By Capt. Shilo Weir
386th Air Expeditionary Wing Public Affairs
SOUTHWEST ASIA (AFPN) — When you are thousands of miles away from home, away from family and away from friends, the smallest events can remind you that you have no control over the things you left behind.
The lack of control over events on the home front is even more apparent when big things happen — that you could never, ever predict — and you can’t do anything to make it better.
I haven’t felt more helpless during this deployment than I did on a recent Monday morning when I received an unexpected phone call carrying unexpected news.
Did you know that there are five different types of poisonous snakes indigenous to the state of Missouri? Neither did I, until my husband was bit by a rattlesnake during a camping trip there.
Who would have thought that his vacation could take such a turn?

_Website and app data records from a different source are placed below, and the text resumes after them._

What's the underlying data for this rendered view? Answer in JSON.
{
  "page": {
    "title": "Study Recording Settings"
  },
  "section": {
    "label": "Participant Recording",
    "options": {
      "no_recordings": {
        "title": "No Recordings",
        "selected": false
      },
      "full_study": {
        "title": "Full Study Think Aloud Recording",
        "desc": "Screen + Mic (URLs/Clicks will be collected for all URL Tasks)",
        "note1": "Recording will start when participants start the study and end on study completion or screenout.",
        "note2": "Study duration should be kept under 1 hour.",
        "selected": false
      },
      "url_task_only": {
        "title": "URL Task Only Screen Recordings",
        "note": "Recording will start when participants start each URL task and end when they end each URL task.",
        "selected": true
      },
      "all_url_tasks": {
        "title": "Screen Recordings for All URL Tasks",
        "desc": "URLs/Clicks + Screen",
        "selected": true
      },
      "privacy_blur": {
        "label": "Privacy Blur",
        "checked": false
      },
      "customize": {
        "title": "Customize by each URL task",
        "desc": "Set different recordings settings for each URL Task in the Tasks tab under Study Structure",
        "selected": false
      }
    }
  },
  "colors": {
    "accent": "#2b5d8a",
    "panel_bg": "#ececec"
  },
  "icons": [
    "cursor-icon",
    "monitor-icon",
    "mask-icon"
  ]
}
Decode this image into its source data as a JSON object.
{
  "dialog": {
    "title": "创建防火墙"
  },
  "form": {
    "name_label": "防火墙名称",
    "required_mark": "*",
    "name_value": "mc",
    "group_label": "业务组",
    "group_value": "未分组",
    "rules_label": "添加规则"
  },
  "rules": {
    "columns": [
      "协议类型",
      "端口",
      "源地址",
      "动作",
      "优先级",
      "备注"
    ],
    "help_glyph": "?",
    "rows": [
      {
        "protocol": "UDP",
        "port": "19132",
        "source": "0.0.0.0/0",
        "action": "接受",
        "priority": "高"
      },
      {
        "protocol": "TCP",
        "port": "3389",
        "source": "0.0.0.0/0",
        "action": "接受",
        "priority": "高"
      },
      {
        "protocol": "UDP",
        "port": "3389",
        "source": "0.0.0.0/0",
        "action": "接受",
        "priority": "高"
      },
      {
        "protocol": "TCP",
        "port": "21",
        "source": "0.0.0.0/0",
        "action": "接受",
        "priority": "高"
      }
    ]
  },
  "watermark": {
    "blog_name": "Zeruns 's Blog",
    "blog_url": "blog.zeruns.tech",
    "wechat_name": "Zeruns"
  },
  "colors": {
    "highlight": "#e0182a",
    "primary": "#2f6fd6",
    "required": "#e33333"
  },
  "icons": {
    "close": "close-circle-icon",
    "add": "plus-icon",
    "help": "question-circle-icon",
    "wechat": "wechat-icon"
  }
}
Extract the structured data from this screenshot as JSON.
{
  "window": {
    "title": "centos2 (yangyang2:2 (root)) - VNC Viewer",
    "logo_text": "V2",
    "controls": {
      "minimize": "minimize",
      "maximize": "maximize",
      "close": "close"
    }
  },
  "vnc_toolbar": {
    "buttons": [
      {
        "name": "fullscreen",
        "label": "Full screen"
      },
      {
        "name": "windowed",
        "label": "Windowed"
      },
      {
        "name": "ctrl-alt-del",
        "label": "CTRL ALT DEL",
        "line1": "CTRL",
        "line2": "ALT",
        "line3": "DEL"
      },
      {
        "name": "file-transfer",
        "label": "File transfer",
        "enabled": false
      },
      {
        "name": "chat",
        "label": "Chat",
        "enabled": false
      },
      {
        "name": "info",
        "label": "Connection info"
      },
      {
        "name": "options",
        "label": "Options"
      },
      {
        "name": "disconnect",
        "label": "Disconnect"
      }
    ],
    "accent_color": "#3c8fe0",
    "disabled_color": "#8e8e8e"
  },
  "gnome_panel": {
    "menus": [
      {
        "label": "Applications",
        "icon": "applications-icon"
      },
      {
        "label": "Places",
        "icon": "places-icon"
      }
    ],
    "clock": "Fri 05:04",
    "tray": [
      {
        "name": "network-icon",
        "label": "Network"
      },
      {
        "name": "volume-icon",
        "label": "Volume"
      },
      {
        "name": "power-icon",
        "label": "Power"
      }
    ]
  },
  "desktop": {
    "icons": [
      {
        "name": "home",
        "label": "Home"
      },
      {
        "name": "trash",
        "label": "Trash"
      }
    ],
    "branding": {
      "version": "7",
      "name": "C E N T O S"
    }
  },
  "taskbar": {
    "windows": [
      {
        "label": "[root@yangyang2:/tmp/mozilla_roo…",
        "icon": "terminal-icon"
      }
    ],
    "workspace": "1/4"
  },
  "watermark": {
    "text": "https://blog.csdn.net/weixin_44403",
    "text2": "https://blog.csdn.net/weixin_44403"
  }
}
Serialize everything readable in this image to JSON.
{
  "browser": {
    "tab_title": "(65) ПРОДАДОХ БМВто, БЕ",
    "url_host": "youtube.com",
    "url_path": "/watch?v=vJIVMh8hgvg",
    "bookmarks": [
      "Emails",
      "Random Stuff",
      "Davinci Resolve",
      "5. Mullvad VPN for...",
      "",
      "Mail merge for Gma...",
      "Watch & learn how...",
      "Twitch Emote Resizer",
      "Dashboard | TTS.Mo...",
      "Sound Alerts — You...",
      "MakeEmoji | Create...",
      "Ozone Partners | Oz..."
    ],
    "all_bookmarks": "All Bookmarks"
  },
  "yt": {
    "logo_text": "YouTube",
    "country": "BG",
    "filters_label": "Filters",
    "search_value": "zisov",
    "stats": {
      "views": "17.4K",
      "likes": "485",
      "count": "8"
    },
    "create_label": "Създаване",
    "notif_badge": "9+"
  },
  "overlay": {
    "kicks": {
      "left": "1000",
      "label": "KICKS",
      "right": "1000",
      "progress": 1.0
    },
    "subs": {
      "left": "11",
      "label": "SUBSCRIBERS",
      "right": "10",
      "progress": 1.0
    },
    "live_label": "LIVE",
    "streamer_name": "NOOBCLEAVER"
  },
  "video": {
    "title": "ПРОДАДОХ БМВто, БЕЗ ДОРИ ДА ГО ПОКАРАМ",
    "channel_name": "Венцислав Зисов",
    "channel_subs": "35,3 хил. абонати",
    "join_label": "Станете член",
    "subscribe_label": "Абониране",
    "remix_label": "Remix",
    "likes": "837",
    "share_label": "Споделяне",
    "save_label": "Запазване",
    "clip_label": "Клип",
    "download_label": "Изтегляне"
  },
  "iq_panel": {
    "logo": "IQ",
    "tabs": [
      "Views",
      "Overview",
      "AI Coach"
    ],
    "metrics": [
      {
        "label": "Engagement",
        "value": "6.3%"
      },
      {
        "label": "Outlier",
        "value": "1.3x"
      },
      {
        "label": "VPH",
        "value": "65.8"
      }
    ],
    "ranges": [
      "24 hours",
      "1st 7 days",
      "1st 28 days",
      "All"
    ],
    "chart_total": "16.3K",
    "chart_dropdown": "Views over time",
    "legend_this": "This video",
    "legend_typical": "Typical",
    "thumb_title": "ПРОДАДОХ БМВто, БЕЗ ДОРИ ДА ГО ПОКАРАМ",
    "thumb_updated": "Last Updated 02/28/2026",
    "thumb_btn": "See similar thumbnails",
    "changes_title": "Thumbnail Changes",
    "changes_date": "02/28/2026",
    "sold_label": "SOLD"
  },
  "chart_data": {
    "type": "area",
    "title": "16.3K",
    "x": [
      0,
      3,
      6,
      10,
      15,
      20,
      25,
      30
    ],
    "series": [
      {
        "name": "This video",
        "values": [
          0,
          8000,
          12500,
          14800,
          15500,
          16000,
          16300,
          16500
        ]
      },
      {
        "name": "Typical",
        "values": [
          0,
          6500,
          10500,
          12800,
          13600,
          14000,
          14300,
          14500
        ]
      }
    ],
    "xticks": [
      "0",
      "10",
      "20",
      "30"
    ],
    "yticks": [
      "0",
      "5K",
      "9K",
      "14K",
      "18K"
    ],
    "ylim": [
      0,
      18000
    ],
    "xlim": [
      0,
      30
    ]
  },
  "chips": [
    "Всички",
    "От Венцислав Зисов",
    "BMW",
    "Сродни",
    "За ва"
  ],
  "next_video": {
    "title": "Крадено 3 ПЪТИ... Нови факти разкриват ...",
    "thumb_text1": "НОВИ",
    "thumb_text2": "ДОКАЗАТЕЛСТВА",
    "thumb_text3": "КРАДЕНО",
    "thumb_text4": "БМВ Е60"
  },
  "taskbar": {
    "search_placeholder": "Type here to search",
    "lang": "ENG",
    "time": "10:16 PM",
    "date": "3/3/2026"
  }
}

How could I have imagined that my husband would be innocently walking in the woods to answer nature’s call and frighten a snake to the point of biting him? As if the snakebite wasn’t bad enough, who could have guessed that that particular snake would be poisonous?
So, here I sit, thousands of miles from St. Louis while my husband lies in a hospital bed waiting for the venom to work through his system. To top it off, I may have forgotten to mention this, my two daughters, ages 6 and 9, traveled to Missouri with my husband and are now scared out of their minds because something bad has happened to daddy and mommy isn’t there to provide comfort.
Comforting a small child and reassuring her that everything will be all right is not an easy task from my deployed location in Southwest Asia. What can usually be fixed in moments, with a big hug and a kiss on the forehead, took quite a bit of time over the phone ... especially through her hysterical tears.
That is my sob story.
I am stuck here, far from home and the people who need me, and all I can do is keep my fingers crossed and hope that it turns out all right.
Thankfully, this unexpected chain of events will turn out fine in the end. My husband won’t lose his toe. He will recover fully, with no complications. My children will have him back in no time and will soon forget the tears, and I can rest assured that I took all the right steps to prepare my family for any unexpected situation.
My nation and my Air Force placed the call and I answered it without hesitation. Unforeseeable circumstances took my mind away from my mission briefly, but it is easy to return to the task at hand. Grandma has my girls and all the powers of attorney and legal documentation she will need to care for them — even in the worst case.
The best pre-deployment advice I received was to expect the unexpected and be ready for anything.
Taking the time to get your business in order before you deploy can be a long and difficult process. However, when you needed it most, it will be worth every moment you invested in make sure your family and personal business are taken care of.
Five different types of poisonous snakes ... who knew?